Category Archives: communism (fall of)

Fanatical psychopathic Leninist power-lust

It is not that the communist régime refused to reform, writes Dalrymple,

it is that it was incapable of reform for the same reason that a woman can’t be a little bit pregnant. If a régime makes the kind of claim for itself that the communist régime made, even if the leaders had themselves long since ceased to believe it, namely that it is the ineluctable dénouement of history if not that of the universe, it cannot retreat. This is because its crimes, claimed to be a step in the march of history, would thereafter be seen for what they were: the choices of fanatical psychopaths avid for total power.

The only good anti-communist is a mute anti-communist

There has never a good time to be anti-communist

Dalrymple writes that those who early warned of the dangers of bolshevism

were regarded as lacking in compassion for the suffering of the masses under tsarism, as well as lacking the necessary imagination to build a better world.

Then came the phase of

denial of the crimes of communism, when to base one’s anti-communism on such phenomena as organised famine and the murder of millions was regarded as the malicious acceptance of ideologically-inspired lies and calumnies.

Unforgivable bad taste

When finally the catastrophic failure of communism could no longer be disguised, and all the supposed lies were acknowledged to have been true, to be anti-communist

became tasteless in a different way: it was harping on pointlessly about what everyone had always known to be the case.

Dalrymple points out that to be right at the wrong time
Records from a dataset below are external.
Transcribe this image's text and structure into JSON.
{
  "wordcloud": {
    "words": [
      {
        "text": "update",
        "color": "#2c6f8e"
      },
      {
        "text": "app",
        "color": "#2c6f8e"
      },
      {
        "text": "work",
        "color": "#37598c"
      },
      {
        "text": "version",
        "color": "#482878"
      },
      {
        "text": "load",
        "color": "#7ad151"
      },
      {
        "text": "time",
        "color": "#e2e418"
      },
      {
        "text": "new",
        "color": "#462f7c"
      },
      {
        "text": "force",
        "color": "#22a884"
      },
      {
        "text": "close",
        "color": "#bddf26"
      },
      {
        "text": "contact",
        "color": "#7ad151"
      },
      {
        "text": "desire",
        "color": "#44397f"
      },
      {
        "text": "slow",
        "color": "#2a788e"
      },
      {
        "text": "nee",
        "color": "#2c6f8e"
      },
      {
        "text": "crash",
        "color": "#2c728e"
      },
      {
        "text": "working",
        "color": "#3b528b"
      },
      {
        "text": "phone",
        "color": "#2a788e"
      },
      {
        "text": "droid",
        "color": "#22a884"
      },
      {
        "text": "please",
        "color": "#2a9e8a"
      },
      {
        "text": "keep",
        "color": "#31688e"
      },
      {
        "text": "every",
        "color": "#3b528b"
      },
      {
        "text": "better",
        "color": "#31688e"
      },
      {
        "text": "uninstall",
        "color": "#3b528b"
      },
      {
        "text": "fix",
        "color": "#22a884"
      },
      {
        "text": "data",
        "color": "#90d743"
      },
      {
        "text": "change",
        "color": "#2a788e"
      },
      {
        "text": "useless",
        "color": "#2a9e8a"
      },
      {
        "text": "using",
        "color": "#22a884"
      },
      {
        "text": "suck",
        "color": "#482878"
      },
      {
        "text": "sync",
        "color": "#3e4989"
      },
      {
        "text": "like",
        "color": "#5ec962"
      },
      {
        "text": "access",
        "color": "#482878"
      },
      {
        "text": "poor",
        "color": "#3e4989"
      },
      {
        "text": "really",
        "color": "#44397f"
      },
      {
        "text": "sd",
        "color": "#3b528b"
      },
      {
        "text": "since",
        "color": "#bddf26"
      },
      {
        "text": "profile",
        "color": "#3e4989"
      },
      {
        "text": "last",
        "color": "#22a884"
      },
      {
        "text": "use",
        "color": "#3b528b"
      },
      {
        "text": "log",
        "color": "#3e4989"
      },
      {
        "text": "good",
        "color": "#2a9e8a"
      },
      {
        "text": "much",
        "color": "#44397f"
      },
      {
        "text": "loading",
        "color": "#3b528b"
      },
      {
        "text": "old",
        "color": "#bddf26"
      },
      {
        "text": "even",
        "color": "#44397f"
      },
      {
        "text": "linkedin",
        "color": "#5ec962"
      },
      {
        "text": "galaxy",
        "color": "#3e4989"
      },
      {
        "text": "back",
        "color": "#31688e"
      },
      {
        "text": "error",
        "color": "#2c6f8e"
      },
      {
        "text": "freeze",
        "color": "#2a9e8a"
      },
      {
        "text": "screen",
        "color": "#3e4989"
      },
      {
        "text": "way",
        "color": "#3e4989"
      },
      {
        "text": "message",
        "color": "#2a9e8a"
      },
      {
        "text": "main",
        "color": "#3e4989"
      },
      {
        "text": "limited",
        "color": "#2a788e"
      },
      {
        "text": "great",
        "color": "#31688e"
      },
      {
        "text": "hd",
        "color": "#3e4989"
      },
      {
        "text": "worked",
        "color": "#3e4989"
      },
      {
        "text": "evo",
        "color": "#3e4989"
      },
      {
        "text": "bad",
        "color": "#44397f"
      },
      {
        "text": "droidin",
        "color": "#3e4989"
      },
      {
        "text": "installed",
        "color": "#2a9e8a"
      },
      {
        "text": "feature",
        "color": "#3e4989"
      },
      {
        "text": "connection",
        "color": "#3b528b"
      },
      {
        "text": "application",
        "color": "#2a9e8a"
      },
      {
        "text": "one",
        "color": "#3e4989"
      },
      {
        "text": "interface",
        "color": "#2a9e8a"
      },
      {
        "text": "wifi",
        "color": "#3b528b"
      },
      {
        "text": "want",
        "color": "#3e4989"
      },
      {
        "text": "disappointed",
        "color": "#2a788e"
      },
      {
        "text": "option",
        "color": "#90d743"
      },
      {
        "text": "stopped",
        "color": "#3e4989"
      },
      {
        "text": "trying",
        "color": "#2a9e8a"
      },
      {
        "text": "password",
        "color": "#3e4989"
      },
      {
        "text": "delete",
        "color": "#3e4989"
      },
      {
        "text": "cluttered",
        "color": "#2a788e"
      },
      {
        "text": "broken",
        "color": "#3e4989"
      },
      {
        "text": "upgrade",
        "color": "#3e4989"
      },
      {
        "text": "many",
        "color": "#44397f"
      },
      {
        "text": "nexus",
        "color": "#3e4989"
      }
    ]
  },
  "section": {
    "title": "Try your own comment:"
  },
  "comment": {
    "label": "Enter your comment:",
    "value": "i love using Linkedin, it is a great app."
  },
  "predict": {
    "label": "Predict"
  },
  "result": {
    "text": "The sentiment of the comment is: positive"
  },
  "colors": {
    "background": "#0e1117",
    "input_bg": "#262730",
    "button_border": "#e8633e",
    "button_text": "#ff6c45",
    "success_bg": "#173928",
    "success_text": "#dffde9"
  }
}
is far worse than having been wrong for decades on end. In the estimation of many intellectuals, to be right at the wrong time is the worst possible faux pas.
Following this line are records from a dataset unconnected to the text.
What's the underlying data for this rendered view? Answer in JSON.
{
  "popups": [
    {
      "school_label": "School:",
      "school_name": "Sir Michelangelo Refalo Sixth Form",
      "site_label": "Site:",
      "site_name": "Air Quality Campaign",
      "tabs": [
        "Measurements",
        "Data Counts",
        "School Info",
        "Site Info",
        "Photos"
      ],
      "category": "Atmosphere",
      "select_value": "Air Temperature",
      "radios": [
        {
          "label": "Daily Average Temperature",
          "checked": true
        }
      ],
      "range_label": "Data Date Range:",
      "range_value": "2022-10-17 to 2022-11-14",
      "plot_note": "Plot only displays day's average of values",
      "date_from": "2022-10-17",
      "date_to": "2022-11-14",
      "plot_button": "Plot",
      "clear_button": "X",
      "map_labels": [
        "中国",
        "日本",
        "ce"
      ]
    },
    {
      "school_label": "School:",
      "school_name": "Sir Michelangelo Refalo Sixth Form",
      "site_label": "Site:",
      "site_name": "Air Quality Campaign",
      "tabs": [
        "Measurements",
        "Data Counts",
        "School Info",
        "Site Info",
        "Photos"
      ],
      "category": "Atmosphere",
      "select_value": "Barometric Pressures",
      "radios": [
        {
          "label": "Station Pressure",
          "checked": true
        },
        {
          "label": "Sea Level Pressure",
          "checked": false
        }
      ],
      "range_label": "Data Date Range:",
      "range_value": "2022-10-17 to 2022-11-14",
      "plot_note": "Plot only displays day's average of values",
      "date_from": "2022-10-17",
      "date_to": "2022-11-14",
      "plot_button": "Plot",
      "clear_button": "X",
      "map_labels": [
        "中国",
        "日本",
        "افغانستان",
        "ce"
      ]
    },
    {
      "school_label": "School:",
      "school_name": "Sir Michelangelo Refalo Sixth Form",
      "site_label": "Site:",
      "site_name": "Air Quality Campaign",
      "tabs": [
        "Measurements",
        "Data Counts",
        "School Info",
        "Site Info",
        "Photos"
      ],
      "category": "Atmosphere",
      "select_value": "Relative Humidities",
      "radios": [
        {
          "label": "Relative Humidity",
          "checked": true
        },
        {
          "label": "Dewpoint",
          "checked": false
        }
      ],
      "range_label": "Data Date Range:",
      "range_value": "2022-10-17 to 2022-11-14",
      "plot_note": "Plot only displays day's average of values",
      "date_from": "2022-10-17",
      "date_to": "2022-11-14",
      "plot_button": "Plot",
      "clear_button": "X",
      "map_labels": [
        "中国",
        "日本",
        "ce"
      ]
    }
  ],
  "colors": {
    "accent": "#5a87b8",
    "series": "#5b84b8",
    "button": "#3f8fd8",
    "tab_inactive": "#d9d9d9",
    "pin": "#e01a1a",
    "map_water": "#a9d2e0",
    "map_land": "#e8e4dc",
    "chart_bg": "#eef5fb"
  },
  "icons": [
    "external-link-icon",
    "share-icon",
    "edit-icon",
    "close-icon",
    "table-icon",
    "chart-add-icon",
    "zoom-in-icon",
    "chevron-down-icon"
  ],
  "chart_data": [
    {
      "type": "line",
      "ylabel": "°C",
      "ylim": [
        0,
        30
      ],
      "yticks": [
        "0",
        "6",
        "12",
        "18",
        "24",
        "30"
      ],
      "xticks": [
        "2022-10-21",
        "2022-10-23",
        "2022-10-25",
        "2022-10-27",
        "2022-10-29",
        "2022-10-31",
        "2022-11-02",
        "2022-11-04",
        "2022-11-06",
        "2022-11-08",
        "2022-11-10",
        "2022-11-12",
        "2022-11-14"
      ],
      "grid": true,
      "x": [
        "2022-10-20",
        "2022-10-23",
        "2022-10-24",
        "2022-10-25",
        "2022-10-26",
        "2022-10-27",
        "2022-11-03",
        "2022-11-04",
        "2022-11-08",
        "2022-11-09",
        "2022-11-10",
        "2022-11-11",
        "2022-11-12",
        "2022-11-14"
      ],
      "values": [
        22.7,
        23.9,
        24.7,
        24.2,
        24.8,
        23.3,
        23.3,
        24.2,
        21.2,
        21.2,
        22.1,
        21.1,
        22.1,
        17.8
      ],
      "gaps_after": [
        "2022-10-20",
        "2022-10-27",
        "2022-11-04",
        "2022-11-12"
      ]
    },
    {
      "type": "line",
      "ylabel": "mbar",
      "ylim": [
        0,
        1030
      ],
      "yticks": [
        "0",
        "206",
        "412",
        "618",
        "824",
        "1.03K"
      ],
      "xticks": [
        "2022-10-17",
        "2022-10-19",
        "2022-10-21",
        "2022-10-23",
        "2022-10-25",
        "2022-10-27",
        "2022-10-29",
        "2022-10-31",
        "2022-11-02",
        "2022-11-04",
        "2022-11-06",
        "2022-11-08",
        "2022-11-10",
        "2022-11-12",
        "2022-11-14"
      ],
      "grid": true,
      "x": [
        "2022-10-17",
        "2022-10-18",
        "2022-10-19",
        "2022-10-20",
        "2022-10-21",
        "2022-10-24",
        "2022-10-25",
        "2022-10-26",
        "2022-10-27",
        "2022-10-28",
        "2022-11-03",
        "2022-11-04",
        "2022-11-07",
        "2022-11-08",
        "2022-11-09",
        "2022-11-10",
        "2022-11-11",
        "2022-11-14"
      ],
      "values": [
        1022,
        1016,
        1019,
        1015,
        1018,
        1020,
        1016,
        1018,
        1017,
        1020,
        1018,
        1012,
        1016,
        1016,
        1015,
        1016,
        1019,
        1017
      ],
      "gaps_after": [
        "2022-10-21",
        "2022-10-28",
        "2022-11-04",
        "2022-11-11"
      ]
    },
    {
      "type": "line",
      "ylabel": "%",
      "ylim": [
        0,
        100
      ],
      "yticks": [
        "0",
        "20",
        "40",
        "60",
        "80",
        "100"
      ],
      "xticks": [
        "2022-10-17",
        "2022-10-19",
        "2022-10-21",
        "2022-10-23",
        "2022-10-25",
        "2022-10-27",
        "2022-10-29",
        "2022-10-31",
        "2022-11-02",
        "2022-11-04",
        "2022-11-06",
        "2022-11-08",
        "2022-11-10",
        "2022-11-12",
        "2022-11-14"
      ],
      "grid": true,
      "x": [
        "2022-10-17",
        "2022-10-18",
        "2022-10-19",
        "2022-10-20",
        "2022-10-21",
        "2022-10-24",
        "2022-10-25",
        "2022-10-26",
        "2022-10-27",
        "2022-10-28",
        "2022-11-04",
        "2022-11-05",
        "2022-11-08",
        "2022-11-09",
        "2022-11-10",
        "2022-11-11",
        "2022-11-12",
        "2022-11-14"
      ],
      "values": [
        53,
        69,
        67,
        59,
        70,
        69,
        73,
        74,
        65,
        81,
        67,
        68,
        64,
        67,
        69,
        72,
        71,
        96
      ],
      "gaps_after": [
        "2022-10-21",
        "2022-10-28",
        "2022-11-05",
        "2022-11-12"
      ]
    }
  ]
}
The Domino Theory

Dalrymple explains that according to the theory,

all the countries of Southeast Asia (and beyond) would fall to communism if one of them did so. It was therefore vital to prevent any of them from falling.
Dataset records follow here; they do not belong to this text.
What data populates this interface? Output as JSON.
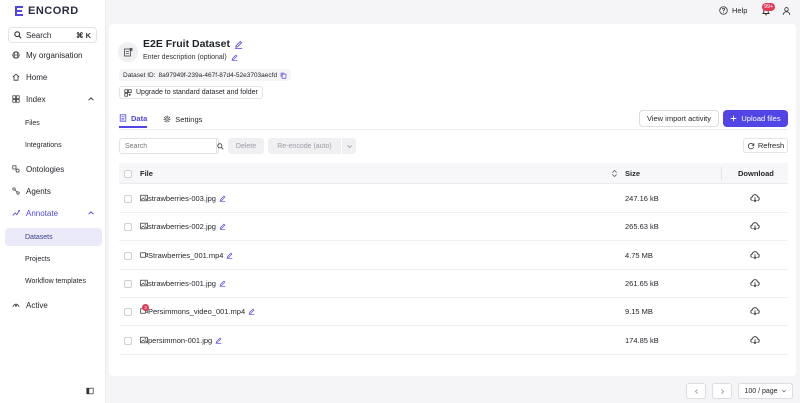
{
  "brand": {
    "name": "ENCORD",
    "accent": "#5146e5",
    "alert": "#e03a58"
  },
  "sidebar": {
    "search": {
      "label": "Search",
      "shortcut": "⌘ K"
    },
    "items": [
      {
        "label": "My organisation",
        "icon": "globe-icon"
      },
      {
        "label": "Home",
        "icon": "home-icon"
      },
      {
        "label": "Index",
        "icon": "index-icon"
      },
      {
        "label": "Files"
      },
      {
        "label": "Integrations"
      },
      {
        "label": "Ontologies",
        "icon": "ontology-icon"
      },
      {
        "label": "Agents",
        "icon": "agents-icon"
      },
      {
        "label": "Annotate",
        "icon": "annotate-icon"
      },
      {
        "label": "Datasets"
      },
      {
        "label": "Projects"
      },
      {
        "label": "Workflow templates"
      },
      {
        "label": "Active",
        "icon": "active-icon"
      }
    ]
  },
  "topbar": {
    "help": "Help",
    "notifications": "99+"
  },
  "dataset": {
    "title": "E2E Fruit Dataset",
    "description": "Enter description (optional)",
    "id_label": "Dataset ID:",
    "id_value": "8a97949f-239a-467f-87d4-52e3703aecfd",
    "upgrade": "Upgrade to standard dataset and folder"
  },
  "tabs": [
    {
      "label": "Data"
    },
    {
      "label": "Settings"
    }
  ],
  "actions": {
    "import_activity": "View import activity",
    "upload": "Upload files"
  },
  "toolbar": {
    "search_placeholder": "Search",
    "delete": "Delete",
    "reencode": "Re-encode (auto)",
    "refresh": "Refresh"
  },
  "table": {
    "columns": {
      "file": "File",
      "size": "Size",
      "download": "Download"
    },
    "rows": [
      {
        "name": "strawberries-003.jpg",
        "size": "247.16 kB",
        "type": "image"
      },
      {
        "name": "strawberries-002.jpg",
        "size": "265.63 kB",
        "type": "image"
      },
      {
        "name": "Strawberries_001.mp4",
        "size": "4.75 MB",
        "type": "video"
      },
      {
        "name": "strawberries-001.jpg",
        "size": "261.65 kB",
        "type": "image"
      },
      {
        "name": "Persimmons_video_001.mp4",
        "size": "9.15 MB",
        "type": "video",
        "badge": "3"
      },
      {
        "name": "persimmon-001.jpg",
        "size": "174.85 kB",
        "type": "image"
      }
    ]
  },
  "pagination": {
    "per_page": "100 / page"
  }
}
He asks:

Who can say what would have happened in Southeast Asia if the Americans had acted differently, according to some other geopolitical theory? It is not even possible definitively to decide whether the policy followed was a success or a failure. Even at a cost of hundreds of thousands of lives and untold destruction, to say nothing of the economic cost to America itself, it did not prevent the spread of communism in Indochina.

On the other hand, communism

spread no further, nor did it last indefinitely.

Whether its durance was longer or shorter because of the war

will remain forever a matter of speculation.

Dalrymple notes that the Domino Theory seemed to have held in Eastern Europe, though in reverse.

Brezhnev enunciated a doctrine of his own, namely that a country, once communist, could not return to capitalism.

This, Dalrymple points out, was

the Marxist equivalent of the Islamic doctrine that once Islamic, a country could not revert, which is one of the reasons why Spain, or al-Andalus, looms so large in the minds of fanatics.

But

it was obvious that once an Eastern European country had seceded from communism, the holdouts — Rumania and Albania — could not long survive.